University of Hawaiʻi at Mānoa’s Rich Gazan has been awarded an Institute of Museum and Library Services grant for the project Online Q&A in STEM Education: Curating the Wisdom of the Crowd. The project received $491,973 in funding. Gazan is an associate professor in the College of Natural Sciences’ Department of Information and Computer Sciences.
In partnership with Chirag Shah at Rutgers University School of Communication and Information, the three-year project will investigate how combining crowdsourced information with the quality assessment standards of librarians and other information professionals can enhance the experience of students in science, technology, engineering and math (STEM) fields.
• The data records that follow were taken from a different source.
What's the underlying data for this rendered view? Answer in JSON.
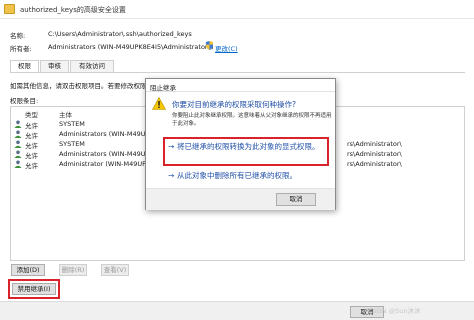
{
  "window": {
    "title": "authorized_keys的高级安全设置"
  },
  "properties": {
    "name_label": "名称:",
    "name_value": "C:\\Users\\Administrator\\.ssh\\authorized_keys",
    "owner_label": "所有者:",
    "owner_value": "Administrators (WIN-M49UPK8E4I5\\Administrators)",
    "change_link": "更改(C)"
  },
  "tabs": [
    {
      "label": "权限",
      "active": true
    },
    {
      "label": "审核",
      "active": false
    },
    {
      "label": "有效访问",
      "active": false
    }
  ],
  "info_text": "如需其他信息，请双击权限项目。若要修改权限项目，",
  "entries_title": "权限条目:",
  "table": {
    "headers": [
      "类型",
      "主体"
    ],
    "rows": [
      {
        "type": "允许",
        "principal": "SYSTEM",
        "tail": ""
      },
      {
        "type": "允许",
        "principal": "Administrators (WIN-M49UPK8E",
        "tail": ""
      },
      {
        "type": "允许",
        "principal": "SYSTEM",
        "tail": "rs\\Administrator\\"
      },
      {
        "type": "允许",
        "principal": "Administrators (WIN-M49UPK8E",
        "tail": "rs\\Administrator\\"
      },
      {
        "type": "允许",
        "principal": "Administrator (WIN-M49UPK8E4",
        "tail": "rs\\Administrator\\"
      }
    ]
  },
  "buttons": {
    "add": "添加(D)",
    "remove": "删除(R)",
    "view": "查看(V)",
    "disable_inheritance": "禁用继承(I)"
  },
  "dialog": {
    "title": "阻止继承",
    "question": "你要对目前继承的权限采取何种操作?",
    "description": "你要阻止此对象继承权限。这意味着从父对象继承的权限不再适用于此对象。",
    "option_convert": "将已继承的权限转换为此对象的显式权限。",
    "option_remove": "从此对象中删除所有已继承的权限。",
    "cancel": "取消",
    "arrow": "→"
  },
  "bottom": {
    "cancel": "取消",
    "watermark": "CSDN @Sun沐沐"
  },
  "colors": {
    "accent_blue": "#1f4fa8",
    "highlight_red": "#d8232a",
    "link_blue": "#0066cc"
  },
  "icons": [
    "folder-icon",
    "shield-icon",
    "user-icon",
    "warning-icon"
  ]
}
A 2013 analysis of 28 million course papers revealed that social networking and other user-generated content sites were cited in 23 percent of the papers written by college students. This is especially concerning for STEM learners, where the need to scaffold understanding with factual, trustworthy information is paramount.
Meaningful STEM education is not simply discovering and applying facts—it also requires an understanding of the process of inquiry and the conversations surrounding those facts, which is the essence of online Q&A. While all students must learn to assess the quality of their information sources, those who consult online Q&A sites may be engaging in processes of inquiry and discovering nontraditional yet valuable content appropriate to their learning objectives.
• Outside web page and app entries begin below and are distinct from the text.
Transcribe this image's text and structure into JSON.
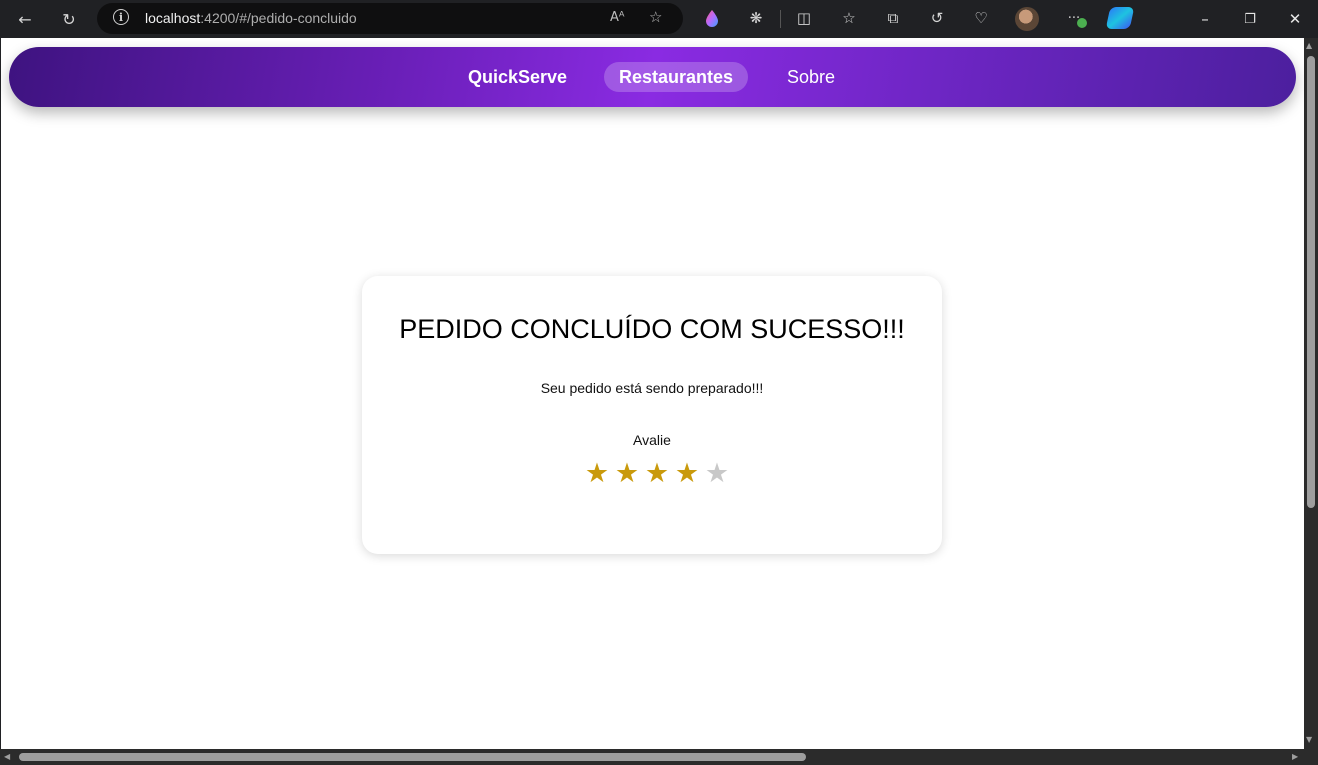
{
  "browser": {
    "url_host": "localhost",
    "url_path": ":4200/#/pedido-concluido",
    "icons": {
      "back": "back-arrow-icon",
      "refresh": "refresh-icon",
      "info": "info-icon",
      "read_aloud": "read-aloud-icon",
      "favorite": "star-outline-icon",
      "minimize": "minimize-icon",
      "restore": "restore-icon",
      "close": "close-icon"
    },
    "read_aloud_glyph": "Aᴬ",
    "info_glyph": "i",
    "more_glyph": "···"
  },
  "nav": {
    "brand": "QuickServe",
    "items": [
      {
        "label": "Restaurantes",
        "active": true
      },
      {
        "label": "Sobre",
        "active": false
      }
    ]
  },
  "card": {
    "title": "PEDIDO CONCLUÍDO COM SUCESSO!!!",
    "subtitle": "Seu pedido está sendo preparado!!!",
    "rating_label": "Avalie",
    "rating": 4,
    "rating_max": 5
  },
  "colors": {
    "star_filled": "#c99a0c",
    "star_empty": "#c8c8c8",
    "nav_gradient_center": "#8a2be2"
  }
}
Gazan’s project will explore how both formal and informal information literacy can be effectively integrated into STEM education. Principal Investigator Shah and the Rutgers team will develop and test an online Q&A content assessment tool, while Co-Principal Investigator Gazan’s team will be involved in formative design and evaluation and will field test the tool in STEM learning environments in Hawaiʻi.